Tonight, Wednesday Night, May 15, 2019, is twenty-six days, which is three weeks and five days of the Omer.
In Torah, sacred observances are defined in both place and time. Each year the ancient Israelites are to journey to Jerusalem to observe three festivals: Sukkot, Pesach, and Shavuot. Today, while we celebrate these holidays in the places in which we dwell, the time at which we observe them is still determined according to Torah and the Hebrew Calendar. This week’s Torah portion, Emor (Lev. 21:1-24:23) sets those times, and so, un-coincidentally, we find ourselves today in the period between Pesach and Shavuot.
In chapter 23 of Leviticus the Israelites are commanded to bring an omer (a measure of grain) at Pesach as a thanksgiving offering to God for a successful and abundant crop. They are also commanded to then count off seven weeks and bring another offering of thanksgiving on Shavuot. As Israelite society became less agricultural and more urban, the rabbis sought to bring additional meaning to the connection between the two holidays.
For us today, “to count the Omer” means to mark each passing day from the second day of Pesach to Shavuot, 49 days later. Our tradition acknowledges Shavuot as the day on which God gave the Israelites the gift of Torah at Mt. Sinai. We count the days, and in so doing, build anticipation and create a connection between the anniversary of being freed from Egypt and the responsibility that comes with receiving God’s revelation.
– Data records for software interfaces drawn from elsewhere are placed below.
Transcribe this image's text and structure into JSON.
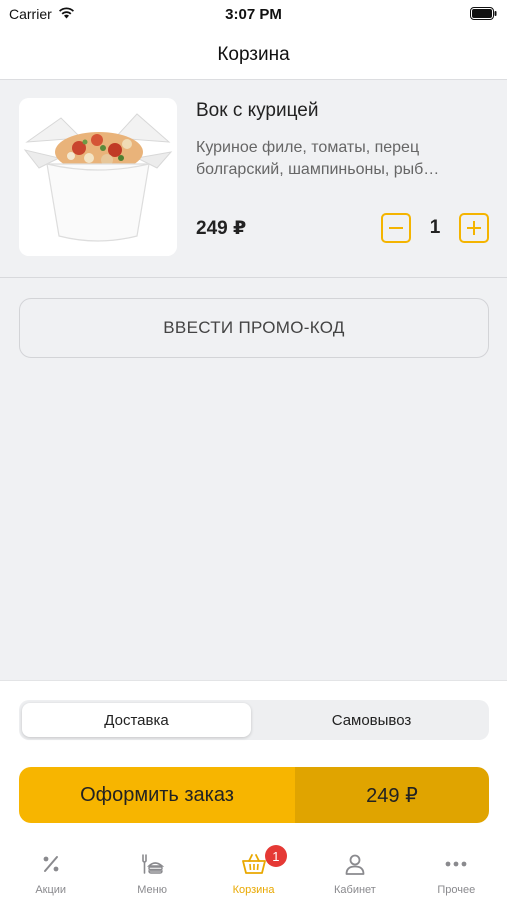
{
  "status_bar": {
    "carrier": "Carrier",
    "time": "3:07 PM",
    "icons": [
      "wifi-icon",
      "battery-icon"
    ]
  },
  "header": {
    "title": "Корзина"
  },
  "cart": {
    "items": [
      {
        "name": "Вок с курицей",
        "description_line1": "Куриное филе, томаты, перец",
        "description_line2": "болгарский, шампиньоны, рыб…",
        "price": "249 ₽",
        "quantity": "1",
        "image_icon": "wok-box-image"
      }
    ]
  },
  "promo": {
    "label": "ВВЕСТИ ПРОМО-КОД"
  },
  "delivery": {
    "options": [
      "Доставка",
      "Самовывоз"
    ],
    "selected": "Доставка"
  },
  "checkout": {
    "label": "Оформить заказ",
    "total": "249 ₽"
  },
  "tabbar": {
    "tabs": [
      {
        "label": "Акции",
        "icon": "percent-icon"
      },
      {
        "label": "Меню",
        "icon": "menu-food-icon"
      },
      {
        "label": "Корзина",
        "icon": "basket-icon",
        "badge": "1",
        "active": true
      },
      {
        "label": "Кабинет",
        "icon": "user-icon"
      },
      {
        "label": "Прочее",
        "icon": "more-icon"
      }
    ]
  },
  "colors": {
    "accent": "#f7b500",
    "accent_dark": "#e0a400",
    "badge": "#e53935",
    "background": "#f0f1f3"
  }
}
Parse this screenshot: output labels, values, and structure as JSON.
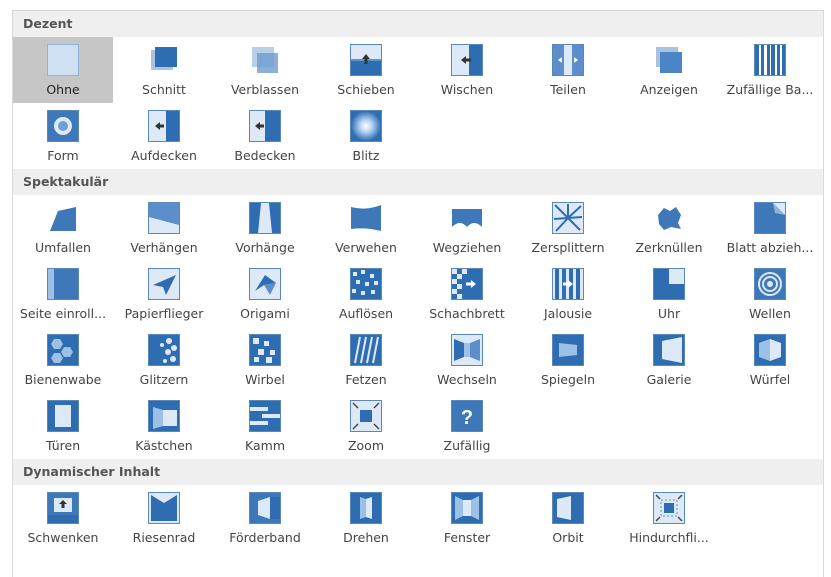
{
  "sections": [
    {
      "title": "Dezent",
      "rows": [
        [
          "Ohne",
          "Schnitt",
          "Verblassen",
          "Schieben",
          "Wischen",
          "Teilen",
          "Anzeigen",
          "Zufällige Ba..."
        ],
        [
          "Form",
          "Aufdecken",
          "Bedecken",
          "Blitz"
        ]
      ]
    },
    {
      "title": "Spektakulär",
      "rows": [
        [
          "Umfallen",
          "Verhängen",
          "Vorhänge",
          "Verwehen",
          "Wegziehen",
          "Zersplittern",
          "Zerknüllen",
          "Blatt abzieh..."
        ],
        [
          "Seite einroll...",
          "Papierflieger",
          "Origami",
          "Auflösen",
          "Schachbrett",
          "Jalousie",
          "Uhr",
          "Wellen"
        ],
        [
          "Bienenwabe",
          "Glitzern",
          "Wirbel",
          "Fetzen",
          "Wechseln",
          "Spiegeln",
          "Galerie",
          "Würfel"
        ],
        [
          "Türen",
          "Kästchen",
          "Kamm",
          "Zoom",
          "Zufällig"
        ]
      ]
    },
    {
      "title": "Dynamischer Inhalt",
      "rows": [
        [
          "Schwenken",
          "Riesenrad",
          "Förderband",
          "Drehen",
          "Fenster",
          "Orbit",
          "Hindurchfli..."
        ]
      ]
    }
  ],
  "selected": "Ohne",
  "colors": {
    "accent": "#4a86c5",
    "selected_bg": "#c6c6c6",
    "header_bg": "#efefef"
  }
}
Whether or not counting the Omer is part of our personal ritual practice, as each day passes may we acknowledge the beauty of our tradition and offer God our gratitude, not just for Torah, but for all the blessings in our lives.
Rabbi Sandra Bellush